If you recently received a discharge through Chapter 7 bankruptcy and are now in good financial shape, you might want to start considering buying a house. Through your bankruptcy, you probably eliminated all the debt you owed, and you may now be in the process of saving up some money. As you start planning to buy a house after bankruptcy, there are three important things to know.
There Is a Waiting Period
To buy a home, you must get a loan, and there are a variety of different types of loan programs to choose from. Each type has a different waiting-period restriction, though, and you will need to look into these before you start looking for a house. For example, to get a conventional loan, you will need to wait four years after filing. To get other types of loans, such as a FHA loan, you only need to wait two years.
You Will Need a Down Payment
No matter which loan program you choose, it is likely you will need a down payment to buy the house. It is best if you can come up with 20% of the purchase price; however, this is not always necessary. You might be able to buy a house by putting as little as 3% of the purchase price down on it.
If your bankruptcy eliminated a lot of debt you owed, you might be in a position that allows you to save a decent amount of money each month. If possible, save as much as you can before you begin shopping for homes, and base your budget on the amount of money you have for your down payment.
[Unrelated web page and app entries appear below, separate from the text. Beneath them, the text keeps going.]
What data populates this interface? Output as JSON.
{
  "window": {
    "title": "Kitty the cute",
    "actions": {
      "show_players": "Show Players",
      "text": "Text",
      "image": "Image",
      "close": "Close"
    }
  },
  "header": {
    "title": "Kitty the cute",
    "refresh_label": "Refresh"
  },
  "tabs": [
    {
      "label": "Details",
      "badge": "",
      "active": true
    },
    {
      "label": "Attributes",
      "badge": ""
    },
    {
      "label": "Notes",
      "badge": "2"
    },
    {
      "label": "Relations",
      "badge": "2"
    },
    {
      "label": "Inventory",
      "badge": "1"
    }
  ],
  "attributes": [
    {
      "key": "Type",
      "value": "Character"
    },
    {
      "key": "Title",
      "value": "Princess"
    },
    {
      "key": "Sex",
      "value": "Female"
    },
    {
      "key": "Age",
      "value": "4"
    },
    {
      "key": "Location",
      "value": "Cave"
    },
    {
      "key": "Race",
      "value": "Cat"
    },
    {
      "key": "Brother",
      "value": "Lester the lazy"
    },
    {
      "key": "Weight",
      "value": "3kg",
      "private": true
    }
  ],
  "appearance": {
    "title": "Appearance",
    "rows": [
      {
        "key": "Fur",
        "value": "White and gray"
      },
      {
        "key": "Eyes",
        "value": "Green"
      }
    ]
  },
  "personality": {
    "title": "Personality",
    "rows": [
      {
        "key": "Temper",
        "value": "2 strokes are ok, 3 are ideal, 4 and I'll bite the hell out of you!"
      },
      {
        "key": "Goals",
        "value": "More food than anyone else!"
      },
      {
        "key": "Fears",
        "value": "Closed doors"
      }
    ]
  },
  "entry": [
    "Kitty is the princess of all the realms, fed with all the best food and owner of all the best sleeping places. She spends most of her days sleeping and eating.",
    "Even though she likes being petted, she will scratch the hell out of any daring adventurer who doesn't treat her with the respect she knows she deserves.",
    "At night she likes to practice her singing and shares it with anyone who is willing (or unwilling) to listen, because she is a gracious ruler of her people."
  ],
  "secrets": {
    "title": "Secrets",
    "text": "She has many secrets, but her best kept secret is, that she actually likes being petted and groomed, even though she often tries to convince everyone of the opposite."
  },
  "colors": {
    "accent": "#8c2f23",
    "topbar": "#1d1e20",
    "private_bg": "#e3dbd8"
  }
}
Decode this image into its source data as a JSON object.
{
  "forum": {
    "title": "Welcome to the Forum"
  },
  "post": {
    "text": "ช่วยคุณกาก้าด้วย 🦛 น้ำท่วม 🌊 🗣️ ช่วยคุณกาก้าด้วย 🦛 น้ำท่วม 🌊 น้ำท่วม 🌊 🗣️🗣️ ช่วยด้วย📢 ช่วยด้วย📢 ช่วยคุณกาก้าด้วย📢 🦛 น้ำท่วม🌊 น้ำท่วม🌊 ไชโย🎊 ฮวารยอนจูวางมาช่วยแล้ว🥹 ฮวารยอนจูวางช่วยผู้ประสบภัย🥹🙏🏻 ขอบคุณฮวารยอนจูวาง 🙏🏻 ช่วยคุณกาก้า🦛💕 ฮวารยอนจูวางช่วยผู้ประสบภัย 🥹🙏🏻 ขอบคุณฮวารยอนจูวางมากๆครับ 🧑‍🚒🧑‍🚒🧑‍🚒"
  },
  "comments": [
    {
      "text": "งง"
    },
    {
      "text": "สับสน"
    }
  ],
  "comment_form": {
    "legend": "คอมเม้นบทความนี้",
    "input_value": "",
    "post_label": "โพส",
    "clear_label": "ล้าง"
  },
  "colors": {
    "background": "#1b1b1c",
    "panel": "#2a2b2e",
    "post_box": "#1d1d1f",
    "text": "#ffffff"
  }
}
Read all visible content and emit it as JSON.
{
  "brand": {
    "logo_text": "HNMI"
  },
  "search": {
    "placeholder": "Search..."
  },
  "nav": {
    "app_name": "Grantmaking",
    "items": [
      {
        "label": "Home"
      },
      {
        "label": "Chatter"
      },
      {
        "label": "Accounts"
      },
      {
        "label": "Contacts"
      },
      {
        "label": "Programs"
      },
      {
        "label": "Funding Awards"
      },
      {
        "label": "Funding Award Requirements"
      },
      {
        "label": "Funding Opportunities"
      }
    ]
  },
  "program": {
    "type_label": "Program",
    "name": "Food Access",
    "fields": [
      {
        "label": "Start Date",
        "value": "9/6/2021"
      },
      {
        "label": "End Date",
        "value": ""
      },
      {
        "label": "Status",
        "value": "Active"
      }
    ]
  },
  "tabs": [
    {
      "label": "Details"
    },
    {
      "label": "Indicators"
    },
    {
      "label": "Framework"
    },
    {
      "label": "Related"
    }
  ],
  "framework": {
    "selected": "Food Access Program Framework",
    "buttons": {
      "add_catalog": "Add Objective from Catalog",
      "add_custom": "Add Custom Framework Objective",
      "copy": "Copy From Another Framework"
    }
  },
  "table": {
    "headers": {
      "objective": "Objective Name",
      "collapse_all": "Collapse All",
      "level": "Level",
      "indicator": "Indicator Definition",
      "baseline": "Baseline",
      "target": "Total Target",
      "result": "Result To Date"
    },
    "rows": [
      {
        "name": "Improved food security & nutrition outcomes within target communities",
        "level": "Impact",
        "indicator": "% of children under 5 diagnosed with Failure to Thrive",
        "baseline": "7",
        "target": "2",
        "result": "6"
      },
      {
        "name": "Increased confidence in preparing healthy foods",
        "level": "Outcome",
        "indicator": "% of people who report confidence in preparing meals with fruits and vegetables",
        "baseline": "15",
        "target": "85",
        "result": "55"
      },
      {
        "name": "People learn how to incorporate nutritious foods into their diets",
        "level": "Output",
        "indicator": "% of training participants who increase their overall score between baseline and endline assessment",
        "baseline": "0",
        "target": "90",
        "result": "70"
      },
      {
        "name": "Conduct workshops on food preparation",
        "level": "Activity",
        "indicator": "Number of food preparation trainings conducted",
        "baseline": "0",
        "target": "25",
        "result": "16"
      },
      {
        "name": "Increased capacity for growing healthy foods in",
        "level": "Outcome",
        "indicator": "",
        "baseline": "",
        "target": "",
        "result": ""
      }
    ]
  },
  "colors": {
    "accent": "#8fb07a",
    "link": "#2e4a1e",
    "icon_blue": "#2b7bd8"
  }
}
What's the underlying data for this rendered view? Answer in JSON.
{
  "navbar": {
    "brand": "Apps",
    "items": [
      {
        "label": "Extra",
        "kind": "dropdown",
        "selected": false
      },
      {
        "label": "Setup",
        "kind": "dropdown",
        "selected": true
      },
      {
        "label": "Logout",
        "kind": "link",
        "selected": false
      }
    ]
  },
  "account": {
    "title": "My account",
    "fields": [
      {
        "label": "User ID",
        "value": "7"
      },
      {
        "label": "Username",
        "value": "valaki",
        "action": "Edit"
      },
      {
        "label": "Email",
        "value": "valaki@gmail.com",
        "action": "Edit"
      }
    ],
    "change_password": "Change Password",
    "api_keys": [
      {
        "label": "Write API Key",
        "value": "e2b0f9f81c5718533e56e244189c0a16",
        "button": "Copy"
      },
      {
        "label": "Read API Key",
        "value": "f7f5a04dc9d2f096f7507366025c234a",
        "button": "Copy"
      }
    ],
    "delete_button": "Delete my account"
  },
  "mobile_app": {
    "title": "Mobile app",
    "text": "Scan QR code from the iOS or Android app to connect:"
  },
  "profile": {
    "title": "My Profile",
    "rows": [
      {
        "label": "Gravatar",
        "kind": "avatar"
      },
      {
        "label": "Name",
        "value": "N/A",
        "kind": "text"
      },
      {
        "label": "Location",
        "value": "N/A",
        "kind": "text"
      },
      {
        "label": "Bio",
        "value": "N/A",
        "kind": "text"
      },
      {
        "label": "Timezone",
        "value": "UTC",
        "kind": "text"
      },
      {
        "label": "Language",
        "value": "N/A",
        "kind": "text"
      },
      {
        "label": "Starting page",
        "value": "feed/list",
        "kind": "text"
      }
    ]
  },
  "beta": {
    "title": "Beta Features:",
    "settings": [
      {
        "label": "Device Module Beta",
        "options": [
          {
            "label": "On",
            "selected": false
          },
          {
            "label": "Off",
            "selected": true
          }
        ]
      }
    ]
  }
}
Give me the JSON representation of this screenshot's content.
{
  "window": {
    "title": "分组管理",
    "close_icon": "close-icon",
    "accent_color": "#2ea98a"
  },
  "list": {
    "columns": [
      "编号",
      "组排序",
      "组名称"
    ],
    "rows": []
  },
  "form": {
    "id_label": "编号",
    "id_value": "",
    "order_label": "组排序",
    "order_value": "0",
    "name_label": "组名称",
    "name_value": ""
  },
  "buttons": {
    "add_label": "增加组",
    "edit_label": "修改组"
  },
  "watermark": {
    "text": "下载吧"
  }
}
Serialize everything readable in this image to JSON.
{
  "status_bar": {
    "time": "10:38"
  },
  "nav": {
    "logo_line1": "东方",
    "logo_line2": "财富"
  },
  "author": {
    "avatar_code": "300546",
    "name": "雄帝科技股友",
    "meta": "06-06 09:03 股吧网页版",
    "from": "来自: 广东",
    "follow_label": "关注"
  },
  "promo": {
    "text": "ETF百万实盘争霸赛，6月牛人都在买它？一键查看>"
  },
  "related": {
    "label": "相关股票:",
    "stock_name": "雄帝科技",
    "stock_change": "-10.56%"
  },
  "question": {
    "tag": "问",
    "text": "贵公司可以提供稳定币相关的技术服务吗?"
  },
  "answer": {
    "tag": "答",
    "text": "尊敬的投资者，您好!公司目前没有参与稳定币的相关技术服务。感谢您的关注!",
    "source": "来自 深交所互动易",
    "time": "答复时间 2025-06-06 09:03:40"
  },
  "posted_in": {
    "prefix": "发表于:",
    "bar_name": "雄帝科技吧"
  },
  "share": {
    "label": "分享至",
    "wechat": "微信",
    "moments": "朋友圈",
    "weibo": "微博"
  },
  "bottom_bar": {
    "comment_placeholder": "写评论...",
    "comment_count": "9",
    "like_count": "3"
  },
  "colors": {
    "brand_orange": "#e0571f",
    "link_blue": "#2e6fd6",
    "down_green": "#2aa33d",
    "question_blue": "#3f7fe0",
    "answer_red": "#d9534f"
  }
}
For example, if you have $20,000 saved up, you might want to look for a home that costs around $100,000. The money you have would be enough to put a 20% down payment on the home when you purchase it.
You Might Not Qualify for the Best Rate
Interest rates on mortgages are determined by a lot of factors, but credit score is a big one. Bankruptcy can bring a credit score down, which may end up causing you to have a higher interest rate than you hoped for, but this doesn't mean you will always be stuck with that rate.
If you find a home you really like and end up purchasing it, in a few years you might be able to refinance to a lower rate if you are able to get your credit score up high enough.
Buying a home is a big event and can be tricky for a person who just filed for bankruptcy. If you have any questions about this, talk to your lender and hire a real-estate agent to help you find homes for sale within your price range.